Every entry below should be written out again exactly.

#### Input records:
============================================================

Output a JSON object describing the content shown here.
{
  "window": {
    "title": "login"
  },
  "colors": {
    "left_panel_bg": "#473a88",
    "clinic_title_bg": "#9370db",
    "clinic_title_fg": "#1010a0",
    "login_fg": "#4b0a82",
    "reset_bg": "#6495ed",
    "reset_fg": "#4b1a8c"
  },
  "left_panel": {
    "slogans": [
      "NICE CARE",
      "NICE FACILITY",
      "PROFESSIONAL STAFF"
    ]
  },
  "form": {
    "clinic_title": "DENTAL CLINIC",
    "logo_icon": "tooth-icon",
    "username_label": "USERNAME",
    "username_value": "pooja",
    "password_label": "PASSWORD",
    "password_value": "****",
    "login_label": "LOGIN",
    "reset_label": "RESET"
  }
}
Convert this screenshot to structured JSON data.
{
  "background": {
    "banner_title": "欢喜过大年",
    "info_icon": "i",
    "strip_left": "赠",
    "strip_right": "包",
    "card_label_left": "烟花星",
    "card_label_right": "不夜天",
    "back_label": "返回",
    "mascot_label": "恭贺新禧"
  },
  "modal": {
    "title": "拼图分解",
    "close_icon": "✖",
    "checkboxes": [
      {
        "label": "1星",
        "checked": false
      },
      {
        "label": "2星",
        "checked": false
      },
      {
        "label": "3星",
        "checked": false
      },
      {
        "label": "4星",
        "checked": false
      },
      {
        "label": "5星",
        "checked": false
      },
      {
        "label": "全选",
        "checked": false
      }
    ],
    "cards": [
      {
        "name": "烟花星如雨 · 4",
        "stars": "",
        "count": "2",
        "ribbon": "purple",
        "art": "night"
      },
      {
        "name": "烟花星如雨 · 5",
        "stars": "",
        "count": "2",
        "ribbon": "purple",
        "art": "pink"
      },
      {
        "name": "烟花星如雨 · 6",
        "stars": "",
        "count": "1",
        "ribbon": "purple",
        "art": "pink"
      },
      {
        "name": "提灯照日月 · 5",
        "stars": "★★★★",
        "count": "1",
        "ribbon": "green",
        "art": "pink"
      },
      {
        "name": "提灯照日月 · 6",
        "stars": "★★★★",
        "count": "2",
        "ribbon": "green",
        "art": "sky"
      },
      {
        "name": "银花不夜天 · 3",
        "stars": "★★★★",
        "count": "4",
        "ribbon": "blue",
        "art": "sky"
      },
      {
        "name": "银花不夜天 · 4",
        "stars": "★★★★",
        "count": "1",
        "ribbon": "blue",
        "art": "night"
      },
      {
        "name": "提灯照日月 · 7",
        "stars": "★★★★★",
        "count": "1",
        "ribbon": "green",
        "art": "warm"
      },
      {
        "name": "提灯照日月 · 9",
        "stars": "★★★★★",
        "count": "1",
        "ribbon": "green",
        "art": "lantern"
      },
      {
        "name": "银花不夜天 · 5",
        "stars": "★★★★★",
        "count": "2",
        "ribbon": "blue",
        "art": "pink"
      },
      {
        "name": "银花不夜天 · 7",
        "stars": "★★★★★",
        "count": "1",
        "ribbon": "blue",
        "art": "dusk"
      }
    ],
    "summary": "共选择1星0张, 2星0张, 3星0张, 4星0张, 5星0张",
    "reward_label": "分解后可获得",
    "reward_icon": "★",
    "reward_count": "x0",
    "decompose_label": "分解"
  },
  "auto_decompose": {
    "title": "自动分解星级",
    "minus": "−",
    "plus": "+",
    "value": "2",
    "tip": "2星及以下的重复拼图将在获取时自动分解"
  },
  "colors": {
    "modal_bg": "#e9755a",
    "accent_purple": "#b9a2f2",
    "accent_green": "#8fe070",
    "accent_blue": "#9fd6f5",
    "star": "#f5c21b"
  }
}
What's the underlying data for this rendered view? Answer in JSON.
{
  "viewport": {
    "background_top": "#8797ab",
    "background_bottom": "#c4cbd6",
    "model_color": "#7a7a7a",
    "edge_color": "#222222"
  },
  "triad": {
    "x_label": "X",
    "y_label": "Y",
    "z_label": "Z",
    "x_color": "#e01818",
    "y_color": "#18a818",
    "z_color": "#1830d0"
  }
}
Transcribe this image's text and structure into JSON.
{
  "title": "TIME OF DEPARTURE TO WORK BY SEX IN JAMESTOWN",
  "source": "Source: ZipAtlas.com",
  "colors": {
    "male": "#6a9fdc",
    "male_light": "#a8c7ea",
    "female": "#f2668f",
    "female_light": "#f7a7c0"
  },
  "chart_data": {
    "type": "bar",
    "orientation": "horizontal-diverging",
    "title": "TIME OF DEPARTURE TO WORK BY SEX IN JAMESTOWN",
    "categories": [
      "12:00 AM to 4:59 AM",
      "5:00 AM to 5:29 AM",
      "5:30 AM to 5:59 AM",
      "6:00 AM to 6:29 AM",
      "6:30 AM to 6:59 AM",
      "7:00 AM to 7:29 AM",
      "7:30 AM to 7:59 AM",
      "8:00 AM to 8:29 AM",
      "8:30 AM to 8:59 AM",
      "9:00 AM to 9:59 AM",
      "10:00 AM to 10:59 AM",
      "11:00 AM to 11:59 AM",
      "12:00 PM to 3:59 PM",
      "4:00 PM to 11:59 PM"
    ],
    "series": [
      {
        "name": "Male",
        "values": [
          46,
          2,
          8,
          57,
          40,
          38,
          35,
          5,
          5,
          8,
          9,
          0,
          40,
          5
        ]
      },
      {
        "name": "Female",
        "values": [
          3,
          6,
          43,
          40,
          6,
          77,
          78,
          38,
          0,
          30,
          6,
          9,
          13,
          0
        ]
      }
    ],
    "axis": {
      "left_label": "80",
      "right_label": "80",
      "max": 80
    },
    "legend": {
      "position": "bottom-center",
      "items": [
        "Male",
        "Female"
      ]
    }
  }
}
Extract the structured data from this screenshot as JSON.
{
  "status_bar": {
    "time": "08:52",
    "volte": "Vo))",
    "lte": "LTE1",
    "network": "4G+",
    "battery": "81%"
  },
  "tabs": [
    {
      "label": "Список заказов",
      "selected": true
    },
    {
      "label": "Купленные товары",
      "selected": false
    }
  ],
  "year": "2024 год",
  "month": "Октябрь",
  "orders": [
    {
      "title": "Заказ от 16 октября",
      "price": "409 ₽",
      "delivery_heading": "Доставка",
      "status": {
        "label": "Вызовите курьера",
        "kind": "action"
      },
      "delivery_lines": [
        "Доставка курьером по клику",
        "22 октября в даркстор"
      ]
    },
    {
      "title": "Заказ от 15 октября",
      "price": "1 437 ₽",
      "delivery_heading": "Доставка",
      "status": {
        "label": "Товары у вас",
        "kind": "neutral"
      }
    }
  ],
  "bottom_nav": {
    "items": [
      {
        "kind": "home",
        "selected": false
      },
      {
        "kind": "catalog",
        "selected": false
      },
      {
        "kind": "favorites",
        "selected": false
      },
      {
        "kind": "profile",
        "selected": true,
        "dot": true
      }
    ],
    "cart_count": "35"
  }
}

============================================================

#### Task answer:
Output a JSON object describing the content shown here.
{
  "window": {
    "title": "login"
  },
  "colors": {
    "left_panel_bg": "#473a88",
    "clinic_title_bg": "#9370db",
    "clinic_title_fg": "#1010a0",
    "login_fg": "#4b0a82",
    "reset_bg": "#6495ed",
    "reset_fg": "#4b1a8c"
  },
  "left_panel": {
    "slogans": [
      "NICE CARE",
      "NICE FACILITY",
      "PROFESSIONAL STAFF"
    ]
  },
  "form": {
    "clinic_title": "DENTAL CLINIC",
    "logo_icon": "tooth-icon",
    "username_label": "USERNAME",
    "username_value": "pooja",
    "password_label": "PASSWORD",
    "password_value": "****",
    "login_label": "LOGIN",
    "reset_label": "RESET"
  }
}
Convert this screenshot to structured JSON data.
{
  "background": {
    "banner_title": "欢喜过大年",
    "info_icon": "i",
    "strip_left": "赠",
    "strip_right": "包",
    "card_label_left": "烟花星",
    "card_label_right": "不夜天",
    "back_label": "返回",
    "mascot_label": "恭贺新禧"
  },
  "modal": {
    "title": "拼图分解",
    "close_icon": "✖",
    "checkboxes": [
      {
        "label": "1星",
        "checked": false
      },
      {
        "label": "2星",
        "checked": false
      },
      {
        "label": "3星",
        "checked": false
      },
      {
        "label": "4星",
        "checked": false
      },
      {
        "label": "5星",
        "checked": false
      },
      {
        "label": "全选",
        "checked": false
      }
    ],
    "cards": [
      {
        "name": "烟花星如雨 · 4",
        "stars": "",
        "count": "2",
        "ribbon": "purple",
        "art": "night"
      },
      {
        "name": "烟花星如雨 · 5",
        "stars": "",
        "count": "2",
        "ribbon": "purple",
        "art": "pink"
      },
      {
        "name": "烟花星如雨 · 6",
        "stars": "",
        "count": "1",
        "ribbon": "purple",
        "art": "pink"
      },
      {
        "name": "提灯照日月 · 5",
        "stars": "★★★★",
        "count": "1",
        "ribbon": "green",
        "art": "pink"
      },
      {
        "name": "提灯照日月 · 6",
        "stars": "★★★★",
        "count": "2",
        "ribbon": "green",
        "art": "sky"
      },
      {
        "name": "银花不夜天 · 3",
        "stars": "★★★★",
        "count": "4",
        "ribbon": "blue",
        "art": "sky"
      },
      {
        "name": "银花不夜天 · 4",
        "stars": "★★★★",
        "count": "1",
        "ribbon": "blue",
        "art": "night"
      },
      {
        "name": "提灯照日月 · 7",
        "stars": "★★★★★",
        "count": "1",
        "ribbon": "green",
        "art": "warm"
      },
      {
        "name": "提灯照日月 · 9",
        "stars": "★★★★★",
        "count": "1",
        "ribbon": "green",
        "art": "lantern"
      },
      {
        "name": "银花不夜天 · 5",
        "stars": "★★★★★",
        "count": "2",
        "ribbon": "blue",
        "art": "pink"
      },
      {
        "name": "银花不夜天 · 7",
        "stars": "★★★★★",
        "count": "1",
        "ribbon": "blue",
        "art": "dusk"
      }
    ],
    "summary": "共选择1星0张, 2星0张, 3星0张, 4星0张, 5星0张",
    "reward_label": "分解后可获得",
    "reward_icon": "★",
    "reward_count": "x0",
    "decompose_label": "分解"
  },
  "auto_decompose": {
    "title": "自动分解星级",
    "minus": "−",
    "plus": "+",
    "value": "2",
    "tip": "2星及以下的重复拼图将在获取时自动分解"
  },
  "colors": {
    "modal_bg": "#e9755a",
    "accent_purple": "#b9a2f2",
    "accent_green": "#8fe070",
    "accent_blue": "#9fd6f5",
    "star": "#f5c21b"
  }
}
What's the underlying data for this rendered view? Answer in JSON.
{
  "viewport": {
    "background_top": "#8797ab",
    "background_bottom": "#c4cbd6",
    "model_color": "#7a7a7a",
    "edge_color": "#222222"
  },
  "triad": {
    "x_label": "X",
    "y_label": "Y",
    "z_label": "Z",
    "x_color": "#e01818",
    "y_color": "#18a818",
    "z_color": "#1830d0"
  }
}
Transcribe this image's text and structure into JSON.
{
  "title": "TIME OF DEPARTURE TO WORK BY SEX IN JAMESTOWN",
  "source": "Source: ZipAtlas.com",
  "colors": {
    "male": "#6a9fdc",
    "male_light": "#a8c7ea",
    "female": "#f2668f",
    "female_light": "#f7a7c0"
  },
  "chart_data": {
    "type": "bar",
    "orientation": "horizontal-diverging",
    "title": "TIME OF DEPARTURE TO WORK BY SEX IN JAMESTOWN",
    "categories": [
      "12:00 AM to 4:59 AM",
      "5:00 AM to 5:29 AM",
      "5:30 AM to 5:59 AM",
      "6:00 AM to 6:29 AM",
      "6:30 AM to 6:59 AM",
      "7:00 AM to 7:29 AM",
      "7:30 AM to 7:59 AM",
      "8:00 AM to 8:29 AM",
      "8:30 AM to 8:59 AM",
      "9:00 AM to 9:59 AM",
      "10:00 AM to 10:59 AM",
      "11:00 AM to 11:59 AM",
      "12:00 PM to 3:59 PM",
      "4:00 PM to 11:59 PM"
    ],
    "series": [
      {
        "name": "Male",
        "values": [
          46,
          2,
          8,
          57,
          40,
          38,
          35,
          5,
          5,
          8,
          9,
          0,
          40,
          5
        ]
      },
      {
        "name": "Female",
        "values": [
          3,
          6,
          43,
          40,
          6,
          77,
          78,
          38,
          0,
          30,
          6,
          9,
          13,
          0
        ]
      }
    ],
    "axis": {
      "left_label": "80",
      "right_label": "80",
      "max": 80
    },
    "legend": {
      "position": "bottom-center",
      "items": [
        "Male",
        "Female"
      ]
    }
  }
}
Extract the structured data from this screenshot as JSON.
{
  "status_bar": {
    "time": "08:52",
    "volte": "Vo))",
    "lte": "LTE1",
    "network": "4G+",
    "battery": "81%"
  },
  "tabs": [
    {
      "label": "Список заказов",
      "selected": true
    },
    {
      "label": "Купленные товары",
      "selected": false
    }
  ],
  "year": "2024 год",
  "month": "Октябрь",
  "orders": [
    {
      "title": "Заказ от 16 октября",
      "price": "409 ₽",
      "delivery_heading": "Доставка",
      "status": {
        "label": "Вызовите курьера",
        "kind": "action"
      },
      "delivery_lines": [
        "Доставка курьером по клику",
        "22 октября в даркстор"
      ]
    },
    {
      "title": "Заказ от 15 октября",
      "price": "1 437 ₽",
      "delivery_heading": "Доставка",
      "status": {
        "label": "Товары у вас",
        "kind": "neutral"
      }
    }
  ],
  "bottom_nav": {
    "items": [
      {
        "kind": "home",
        "selected": false
      },
      {
        "kind": "catalog",
        "selected": false
      },
      {
        "kind": "favorites",
        "selected": false
      },
      {
        "kind": "profile",
        "selected": true,
        "dot": true
      }
    ],
    "cart_count": "35"
  }
}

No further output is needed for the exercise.